July 29, 2013
Moya's Iglesia de Nuestra Señora de la Candelaria

Like a whirpool, it never ends

Turning off the GC-2  onto the GC-160 and a familiar earworm from my student days returns to invade my mind. Yes, that of Vic Reeves and The Wonderstuff’s Dizzy. Especially as I’m on Global’s 117 bus, heading from Las Palmas de Gran Canaria to Moya, and the GC-160 features more bends than Silverstone.

The horn on the bus goes beep, beep, beep

Indeed, so curvaceous is the GC-160, that the driver hits the horn with such regularity. To the extent that the noise mutates into a slice of electronica in its own right. So even if you forget your iPod, you’ll have a soundtrack to wile away the time.

Satisfying the munchies Moya style

Moya’s famous for its bizcochos and suspiros. Both are cavity creators with the bizcocho a sponge-finger type sweet delight and the suspiro more of a meringue. Many Canarian’s midnight feast of choice is dunking a bizocho in a glass of fresh-from-the-fridge milk. Try it; you will like it.
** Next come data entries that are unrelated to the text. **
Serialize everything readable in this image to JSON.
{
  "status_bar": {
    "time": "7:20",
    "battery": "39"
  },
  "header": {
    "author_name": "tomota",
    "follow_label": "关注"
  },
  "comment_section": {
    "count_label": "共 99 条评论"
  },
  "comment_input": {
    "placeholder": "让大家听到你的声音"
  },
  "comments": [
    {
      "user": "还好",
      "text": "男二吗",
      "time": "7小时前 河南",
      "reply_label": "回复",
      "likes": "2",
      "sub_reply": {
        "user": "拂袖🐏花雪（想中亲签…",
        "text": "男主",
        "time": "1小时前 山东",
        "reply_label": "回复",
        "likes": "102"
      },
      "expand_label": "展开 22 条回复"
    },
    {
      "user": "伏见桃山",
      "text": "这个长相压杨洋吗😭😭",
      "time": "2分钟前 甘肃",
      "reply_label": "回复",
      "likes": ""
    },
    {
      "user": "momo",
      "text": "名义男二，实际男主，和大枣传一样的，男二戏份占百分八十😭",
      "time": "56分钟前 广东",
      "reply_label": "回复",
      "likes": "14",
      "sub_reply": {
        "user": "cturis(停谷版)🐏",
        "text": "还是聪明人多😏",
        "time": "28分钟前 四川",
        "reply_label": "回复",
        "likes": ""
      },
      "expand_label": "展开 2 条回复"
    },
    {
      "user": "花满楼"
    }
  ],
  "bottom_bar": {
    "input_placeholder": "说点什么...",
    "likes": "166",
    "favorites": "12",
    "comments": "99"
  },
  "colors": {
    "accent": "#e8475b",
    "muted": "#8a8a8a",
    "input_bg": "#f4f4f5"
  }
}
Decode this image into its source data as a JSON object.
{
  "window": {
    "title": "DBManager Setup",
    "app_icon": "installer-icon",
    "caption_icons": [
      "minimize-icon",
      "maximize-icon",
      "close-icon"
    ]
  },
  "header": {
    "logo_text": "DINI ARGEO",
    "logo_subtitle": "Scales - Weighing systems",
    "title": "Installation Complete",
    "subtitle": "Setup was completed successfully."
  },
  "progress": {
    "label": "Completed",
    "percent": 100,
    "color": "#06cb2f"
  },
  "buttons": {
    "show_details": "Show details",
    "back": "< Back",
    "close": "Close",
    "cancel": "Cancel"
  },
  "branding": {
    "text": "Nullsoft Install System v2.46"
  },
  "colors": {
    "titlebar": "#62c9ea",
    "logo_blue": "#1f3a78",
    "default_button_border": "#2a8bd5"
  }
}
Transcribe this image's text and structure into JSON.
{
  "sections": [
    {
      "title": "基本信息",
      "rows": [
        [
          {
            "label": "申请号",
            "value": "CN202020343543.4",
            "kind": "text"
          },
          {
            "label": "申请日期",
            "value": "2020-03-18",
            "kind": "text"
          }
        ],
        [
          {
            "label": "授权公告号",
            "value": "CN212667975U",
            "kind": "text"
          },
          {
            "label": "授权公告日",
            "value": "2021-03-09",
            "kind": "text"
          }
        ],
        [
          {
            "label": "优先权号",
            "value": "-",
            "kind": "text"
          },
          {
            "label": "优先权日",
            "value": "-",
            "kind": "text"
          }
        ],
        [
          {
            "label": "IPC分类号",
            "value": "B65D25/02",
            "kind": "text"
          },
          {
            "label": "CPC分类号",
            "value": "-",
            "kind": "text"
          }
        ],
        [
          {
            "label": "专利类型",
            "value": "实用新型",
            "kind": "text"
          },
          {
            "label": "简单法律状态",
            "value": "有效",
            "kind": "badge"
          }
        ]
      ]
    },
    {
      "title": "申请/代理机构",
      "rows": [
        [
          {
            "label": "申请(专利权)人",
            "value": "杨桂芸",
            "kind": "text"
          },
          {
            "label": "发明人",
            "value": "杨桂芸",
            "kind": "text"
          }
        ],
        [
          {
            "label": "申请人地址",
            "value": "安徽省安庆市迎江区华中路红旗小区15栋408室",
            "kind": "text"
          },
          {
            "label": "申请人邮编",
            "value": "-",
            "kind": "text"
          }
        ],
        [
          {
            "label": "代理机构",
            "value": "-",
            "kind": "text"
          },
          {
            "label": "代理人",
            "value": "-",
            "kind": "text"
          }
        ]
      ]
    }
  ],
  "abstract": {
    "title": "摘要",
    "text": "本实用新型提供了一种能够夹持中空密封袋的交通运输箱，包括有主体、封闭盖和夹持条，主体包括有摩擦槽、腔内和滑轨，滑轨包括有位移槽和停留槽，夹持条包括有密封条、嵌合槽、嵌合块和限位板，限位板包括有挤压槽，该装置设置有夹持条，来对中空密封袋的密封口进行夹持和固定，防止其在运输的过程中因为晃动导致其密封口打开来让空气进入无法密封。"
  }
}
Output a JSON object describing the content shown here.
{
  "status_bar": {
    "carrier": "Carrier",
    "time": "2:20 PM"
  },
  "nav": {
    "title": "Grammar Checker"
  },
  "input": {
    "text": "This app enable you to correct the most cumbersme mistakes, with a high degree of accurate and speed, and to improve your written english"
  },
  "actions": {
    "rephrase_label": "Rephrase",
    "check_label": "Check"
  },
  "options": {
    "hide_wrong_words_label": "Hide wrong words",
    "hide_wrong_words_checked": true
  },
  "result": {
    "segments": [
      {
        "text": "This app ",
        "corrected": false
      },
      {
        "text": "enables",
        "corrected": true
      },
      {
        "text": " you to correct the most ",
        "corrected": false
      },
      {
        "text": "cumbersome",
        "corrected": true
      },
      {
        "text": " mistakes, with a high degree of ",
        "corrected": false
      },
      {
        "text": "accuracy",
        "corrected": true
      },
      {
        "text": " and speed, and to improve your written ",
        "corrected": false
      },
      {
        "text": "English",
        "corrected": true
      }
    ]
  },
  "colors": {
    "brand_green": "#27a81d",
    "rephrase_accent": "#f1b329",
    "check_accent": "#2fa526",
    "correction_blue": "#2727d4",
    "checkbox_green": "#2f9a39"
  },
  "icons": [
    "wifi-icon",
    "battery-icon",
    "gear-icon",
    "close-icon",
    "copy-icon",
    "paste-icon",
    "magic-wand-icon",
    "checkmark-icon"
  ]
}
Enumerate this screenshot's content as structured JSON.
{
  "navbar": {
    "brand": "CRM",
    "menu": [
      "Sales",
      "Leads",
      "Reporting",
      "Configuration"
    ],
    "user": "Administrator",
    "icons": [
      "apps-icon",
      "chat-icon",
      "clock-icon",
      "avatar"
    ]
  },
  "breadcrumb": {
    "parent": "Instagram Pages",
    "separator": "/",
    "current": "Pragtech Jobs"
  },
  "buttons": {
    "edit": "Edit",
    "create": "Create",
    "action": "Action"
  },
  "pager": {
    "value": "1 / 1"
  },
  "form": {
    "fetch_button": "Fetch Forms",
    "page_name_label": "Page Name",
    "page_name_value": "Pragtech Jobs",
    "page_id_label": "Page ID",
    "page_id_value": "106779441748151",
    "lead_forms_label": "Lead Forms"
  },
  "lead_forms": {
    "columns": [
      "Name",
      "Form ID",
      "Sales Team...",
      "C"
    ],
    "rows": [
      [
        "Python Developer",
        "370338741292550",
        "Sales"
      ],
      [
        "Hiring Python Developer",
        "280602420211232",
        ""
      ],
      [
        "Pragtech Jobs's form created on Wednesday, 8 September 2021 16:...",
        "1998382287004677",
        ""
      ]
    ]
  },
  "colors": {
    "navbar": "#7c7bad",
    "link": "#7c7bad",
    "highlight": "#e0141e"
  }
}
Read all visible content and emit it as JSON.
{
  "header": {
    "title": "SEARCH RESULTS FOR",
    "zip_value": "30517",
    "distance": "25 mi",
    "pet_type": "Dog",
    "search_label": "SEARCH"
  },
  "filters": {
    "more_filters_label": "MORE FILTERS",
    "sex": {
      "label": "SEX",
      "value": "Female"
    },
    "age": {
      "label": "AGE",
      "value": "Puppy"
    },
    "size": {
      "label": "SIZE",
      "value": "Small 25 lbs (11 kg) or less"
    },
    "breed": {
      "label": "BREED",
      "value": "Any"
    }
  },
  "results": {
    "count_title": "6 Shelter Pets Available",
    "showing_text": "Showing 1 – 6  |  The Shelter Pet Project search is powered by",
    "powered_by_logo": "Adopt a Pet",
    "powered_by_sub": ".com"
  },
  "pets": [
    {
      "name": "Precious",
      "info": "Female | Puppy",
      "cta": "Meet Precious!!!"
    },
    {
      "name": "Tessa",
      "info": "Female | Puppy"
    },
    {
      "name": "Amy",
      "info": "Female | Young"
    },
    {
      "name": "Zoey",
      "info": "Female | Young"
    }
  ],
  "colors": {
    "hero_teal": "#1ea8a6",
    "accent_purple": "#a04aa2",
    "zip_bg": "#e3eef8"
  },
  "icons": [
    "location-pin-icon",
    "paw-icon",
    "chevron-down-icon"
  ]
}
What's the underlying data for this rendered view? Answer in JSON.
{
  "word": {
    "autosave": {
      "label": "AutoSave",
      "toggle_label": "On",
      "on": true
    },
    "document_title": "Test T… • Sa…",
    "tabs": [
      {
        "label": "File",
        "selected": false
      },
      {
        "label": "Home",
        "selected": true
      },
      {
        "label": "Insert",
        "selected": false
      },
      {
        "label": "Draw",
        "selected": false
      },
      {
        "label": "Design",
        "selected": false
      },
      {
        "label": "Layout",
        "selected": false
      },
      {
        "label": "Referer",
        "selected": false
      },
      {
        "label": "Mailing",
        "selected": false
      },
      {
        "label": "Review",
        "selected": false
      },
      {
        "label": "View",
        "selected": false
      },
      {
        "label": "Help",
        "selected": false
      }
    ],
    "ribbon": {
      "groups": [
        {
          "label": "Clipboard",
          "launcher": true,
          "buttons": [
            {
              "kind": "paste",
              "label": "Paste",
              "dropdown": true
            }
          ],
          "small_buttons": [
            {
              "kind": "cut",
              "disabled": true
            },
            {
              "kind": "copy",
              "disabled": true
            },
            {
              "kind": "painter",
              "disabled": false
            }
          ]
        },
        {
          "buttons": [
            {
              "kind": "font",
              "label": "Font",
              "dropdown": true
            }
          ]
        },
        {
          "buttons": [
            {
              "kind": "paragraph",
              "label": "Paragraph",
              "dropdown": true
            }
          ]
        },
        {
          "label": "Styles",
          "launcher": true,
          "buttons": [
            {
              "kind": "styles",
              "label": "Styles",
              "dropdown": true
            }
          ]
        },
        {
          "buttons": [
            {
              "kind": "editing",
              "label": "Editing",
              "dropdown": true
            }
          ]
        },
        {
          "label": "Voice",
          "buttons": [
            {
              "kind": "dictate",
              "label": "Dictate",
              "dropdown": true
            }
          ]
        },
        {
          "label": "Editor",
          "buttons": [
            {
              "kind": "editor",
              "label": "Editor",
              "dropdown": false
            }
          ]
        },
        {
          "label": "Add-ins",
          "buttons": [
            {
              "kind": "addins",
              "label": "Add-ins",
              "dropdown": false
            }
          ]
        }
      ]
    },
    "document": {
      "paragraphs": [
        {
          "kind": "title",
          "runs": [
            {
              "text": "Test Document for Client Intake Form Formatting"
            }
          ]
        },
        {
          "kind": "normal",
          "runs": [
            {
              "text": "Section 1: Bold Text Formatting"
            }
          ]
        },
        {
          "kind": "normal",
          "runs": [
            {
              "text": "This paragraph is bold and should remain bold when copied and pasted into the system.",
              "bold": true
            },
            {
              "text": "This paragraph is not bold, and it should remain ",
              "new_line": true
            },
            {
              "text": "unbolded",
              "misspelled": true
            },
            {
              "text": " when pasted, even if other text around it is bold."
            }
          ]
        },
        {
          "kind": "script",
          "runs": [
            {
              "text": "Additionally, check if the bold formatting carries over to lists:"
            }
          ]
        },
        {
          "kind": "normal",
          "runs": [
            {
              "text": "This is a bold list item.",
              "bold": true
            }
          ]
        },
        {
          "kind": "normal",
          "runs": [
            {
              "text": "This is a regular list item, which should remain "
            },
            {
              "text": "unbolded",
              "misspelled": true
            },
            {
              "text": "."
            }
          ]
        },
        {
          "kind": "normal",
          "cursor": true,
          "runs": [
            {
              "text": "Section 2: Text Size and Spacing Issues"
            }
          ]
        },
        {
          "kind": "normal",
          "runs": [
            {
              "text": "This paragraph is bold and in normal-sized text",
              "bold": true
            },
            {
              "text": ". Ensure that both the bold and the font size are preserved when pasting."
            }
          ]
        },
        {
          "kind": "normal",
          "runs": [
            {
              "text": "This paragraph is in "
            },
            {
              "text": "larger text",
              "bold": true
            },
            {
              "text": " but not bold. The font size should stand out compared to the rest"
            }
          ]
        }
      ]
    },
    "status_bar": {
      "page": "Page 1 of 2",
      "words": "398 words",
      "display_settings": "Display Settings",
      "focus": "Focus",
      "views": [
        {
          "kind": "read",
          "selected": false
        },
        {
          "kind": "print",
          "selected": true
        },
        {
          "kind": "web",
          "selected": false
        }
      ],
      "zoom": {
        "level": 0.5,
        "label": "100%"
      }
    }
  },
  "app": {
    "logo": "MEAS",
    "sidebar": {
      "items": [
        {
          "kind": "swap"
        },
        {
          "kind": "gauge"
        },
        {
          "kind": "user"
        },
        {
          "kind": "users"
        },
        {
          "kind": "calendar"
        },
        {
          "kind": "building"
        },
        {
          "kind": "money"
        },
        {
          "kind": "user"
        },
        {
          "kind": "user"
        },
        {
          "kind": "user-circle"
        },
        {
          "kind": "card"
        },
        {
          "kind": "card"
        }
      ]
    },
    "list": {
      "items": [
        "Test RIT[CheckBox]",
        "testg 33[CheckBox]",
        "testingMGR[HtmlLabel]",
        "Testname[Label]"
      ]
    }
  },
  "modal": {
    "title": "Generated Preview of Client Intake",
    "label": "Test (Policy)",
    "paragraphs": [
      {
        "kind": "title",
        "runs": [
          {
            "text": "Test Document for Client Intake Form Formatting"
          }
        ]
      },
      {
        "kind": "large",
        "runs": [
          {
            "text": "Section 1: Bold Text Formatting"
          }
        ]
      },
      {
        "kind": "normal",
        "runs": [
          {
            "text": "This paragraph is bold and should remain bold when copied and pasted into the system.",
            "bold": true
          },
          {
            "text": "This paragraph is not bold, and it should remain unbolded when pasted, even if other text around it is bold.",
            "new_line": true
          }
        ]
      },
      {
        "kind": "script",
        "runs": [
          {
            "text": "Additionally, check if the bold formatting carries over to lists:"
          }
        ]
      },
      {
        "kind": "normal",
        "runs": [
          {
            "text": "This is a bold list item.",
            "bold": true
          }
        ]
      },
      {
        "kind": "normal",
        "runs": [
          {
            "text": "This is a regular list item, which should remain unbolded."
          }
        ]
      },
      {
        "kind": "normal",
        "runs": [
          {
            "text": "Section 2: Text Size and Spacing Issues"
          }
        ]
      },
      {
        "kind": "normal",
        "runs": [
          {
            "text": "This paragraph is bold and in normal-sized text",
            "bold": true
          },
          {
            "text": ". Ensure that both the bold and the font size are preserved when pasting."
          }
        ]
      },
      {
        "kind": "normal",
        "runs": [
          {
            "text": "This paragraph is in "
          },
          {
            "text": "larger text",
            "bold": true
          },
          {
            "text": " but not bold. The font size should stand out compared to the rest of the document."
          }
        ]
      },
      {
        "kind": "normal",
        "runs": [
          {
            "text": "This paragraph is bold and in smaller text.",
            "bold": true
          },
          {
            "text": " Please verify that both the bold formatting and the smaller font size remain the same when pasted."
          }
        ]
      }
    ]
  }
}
Ravine mad

Moya’s setting’s amazing. I’ve arranged to meet a local English-speaking teacher Isabel Guillen who’s showing me round town. The views from the stunning-in-its-own-right Iglesia de Nuestra Señora de la Candelaria overlooking the Barranco de Moya (Moya Ravine) will leave you gasping for breath. Other architectural highlights include the traditionally Canarian Casa-Museo Tomás Morales where the poet was born and the Heredad de Aguas (the Water Board), a two-story building made of basalt.

Fit and they know it

As Isabel escorts me back to the bus station, I can’t believe the number of locals we see either setting off on a walk or returning from one. The journey from urban to rural is rapid here and those who live in this northern outpost take advantage of this. So our verdict on Moya? Well worth getting giddy for.